### What the exercise asks
Using the listing beneath this task, count the lines with the word "current" and write only the result.

### Supplied material
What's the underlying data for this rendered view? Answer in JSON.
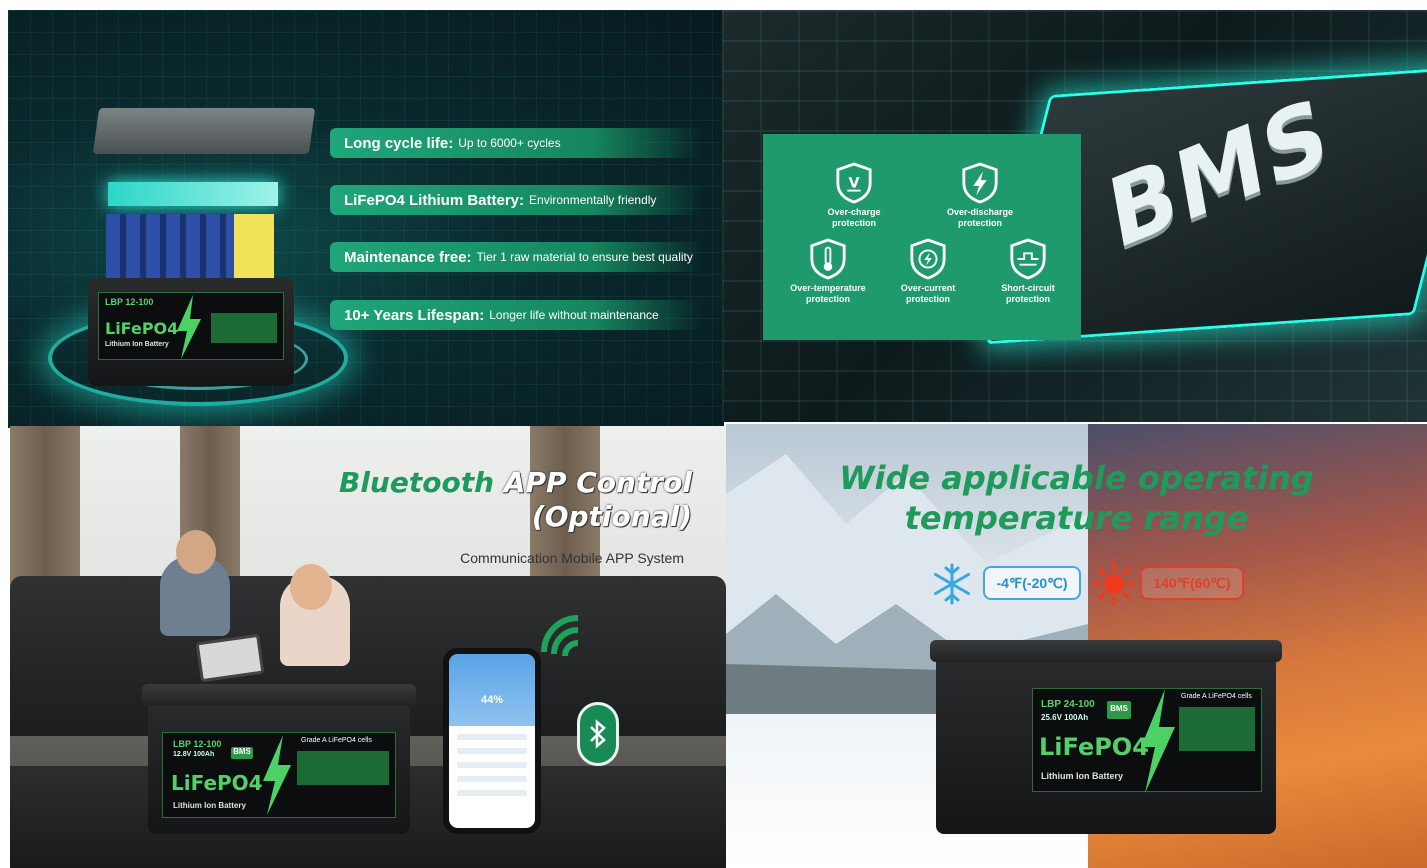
{
  "panel_features": {
    "items": [
      {
        "title": "Long cycle life:",
        "desc": "Up to 6000+ cycles"
      },
      {
        "title": "LiFePO4 Lithium Battery:",
        "desc": "Environmentally friendly"
      },
      {
        "title": "Maintenance free:",
        "desc": "Tier 1 raw material to ensure best quality"
      },
      {
        "title": "10+ Years Lifespan:",
        "desc": "Longer life without maintenance"
      }
    ],
    "battery": {
      "model": "LBP 12-100",
      "chem": "LiFePO4",
      "sub": "Lithium Ion Battery"
    }
  },
  "panel_bms": {
    "chip_text": "BMS",
    "protections": [
      {
        "line1": "Over-charge",
        "line2": "protection",
        "icon": "voltage-shield-icon"
      },
      {
        "line1": "Over-discharge",
        "line2": "protection",
        "icon": "bolt-shield-icon"
      },
      {
        "line1": "Over-temperature",
        "line2": "protection",
        "icon": "thermometer-shield-icon"
      },
      {
        "line1": "Over-current",
        "line2": "protection",
        "icon": "current-shield-icon"
      },
      {
        "line1": "Short-circuit",
        "line2": "protection",
        "icon": "circuit-shield-icon"
      }
    ]
  },
  "panel_bluetooth": {
    "title_green": "Bluetooth",
    "title_white": "APP Control",
    "title_line2": "(Optional)",
    "subtitle": "Communication Mobile APP System",
    "app_percent": "44%",
    "battery": {
      "model": "LBP 12-100",
      "spec": "12.8V 100Ah",
      "bms": "BMS",
      "grade": "Grade A LiFePO4 cells",
      "chem": "LiFePO4",
      "sub": "Lithium Ion Battery"
    }
  },
  "panel_temperature": {
    "title_line1": "Wide applicable operating",
    "title_line2": "temperature range",
    "cold": "-4℉(-20℃)",
    "hot": "140℉(60℃)",
    "battery": {
      "model": "LBP 24-100",
      "spec": "25.6V 100Ah",
      "bms": "BMS",
      "grade": "Grade A LiFePO4 cells",
      "chem": "LiFePO4",
      "sub": "Lithium Ion Battery"
    }
  },
  "colors": {
    "accent_green": "#1e9a6c",
    "title_green": "#1f9a5a",
    "cold_blue": "#2590d0",
    "hot_red": "#e0402a"
  }
}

### Solution to this task
2